WORK TO BE COMPLETED: From the entries that follow, extract each line holding the string "headline".

[Data items]

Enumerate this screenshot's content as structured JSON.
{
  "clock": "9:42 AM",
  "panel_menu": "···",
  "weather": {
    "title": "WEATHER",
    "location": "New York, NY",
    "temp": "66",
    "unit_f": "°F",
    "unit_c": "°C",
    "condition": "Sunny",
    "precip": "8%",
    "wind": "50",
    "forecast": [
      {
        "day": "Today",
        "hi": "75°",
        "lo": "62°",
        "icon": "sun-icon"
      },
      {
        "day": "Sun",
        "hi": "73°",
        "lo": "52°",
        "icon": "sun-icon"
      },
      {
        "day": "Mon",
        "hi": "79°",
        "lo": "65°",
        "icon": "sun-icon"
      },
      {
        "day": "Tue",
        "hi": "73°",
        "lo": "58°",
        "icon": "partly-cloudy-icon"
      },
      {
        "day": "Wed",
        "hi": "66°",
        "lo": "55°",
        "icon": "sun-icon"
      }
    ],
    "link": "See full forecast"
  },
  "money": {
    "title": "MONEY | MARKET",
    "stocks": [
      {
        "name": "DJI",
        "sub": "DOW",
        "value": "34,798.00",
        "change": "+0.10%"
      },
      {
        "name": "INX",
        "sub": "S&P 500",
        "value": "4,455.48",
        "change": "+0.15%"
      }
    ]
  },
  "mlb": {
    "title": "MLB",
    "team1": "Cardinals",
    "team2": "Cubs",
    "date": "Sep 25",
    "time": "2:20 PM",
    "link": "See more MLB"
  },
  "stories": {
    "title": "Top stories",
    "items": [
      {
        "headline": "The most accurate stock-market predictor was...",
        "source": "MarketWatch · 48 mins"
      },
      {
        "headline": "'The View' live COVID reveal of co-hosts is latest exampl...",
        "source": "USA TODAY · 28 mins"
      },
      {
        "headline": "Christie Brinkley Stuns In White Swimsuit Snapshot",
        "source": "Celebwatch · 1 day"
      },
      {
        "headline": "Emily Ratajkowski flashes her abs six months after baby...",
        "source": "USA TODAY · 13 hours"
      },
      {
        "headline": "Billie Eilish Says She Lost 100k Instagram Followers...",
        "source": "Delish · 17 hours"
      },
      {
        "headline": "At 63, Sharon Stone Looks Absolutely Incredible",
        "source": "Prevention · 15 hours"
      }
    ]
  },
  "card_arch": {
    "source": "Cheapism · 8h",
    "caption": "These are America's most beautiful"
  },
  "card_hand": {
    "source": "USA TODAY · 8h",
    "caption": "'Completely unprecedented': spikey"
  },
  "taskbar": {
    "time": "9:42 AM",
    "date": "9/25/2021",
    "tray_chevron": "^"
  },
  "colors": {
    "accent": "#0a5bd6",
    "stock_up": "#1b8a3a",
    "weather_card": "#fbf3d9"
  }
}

RESPONSE TO THE TASK:
        "headline": "The most accurate stock-market predictor was...",
        "headline": "'The View' live COVID reveal of co-hosts is latest exampl...",
        "headline": "Christie Brinkley Stuns In White Swimsuit Snapshot",
        "headline": "Emily Ratajkowski flashes her abs six months after baby...",
        "headline": "Billie Eilish Says She Lost 100k Instagram Followers...",
        "headline": "At 63, Sharon Stone Looks Absolutely Incredible",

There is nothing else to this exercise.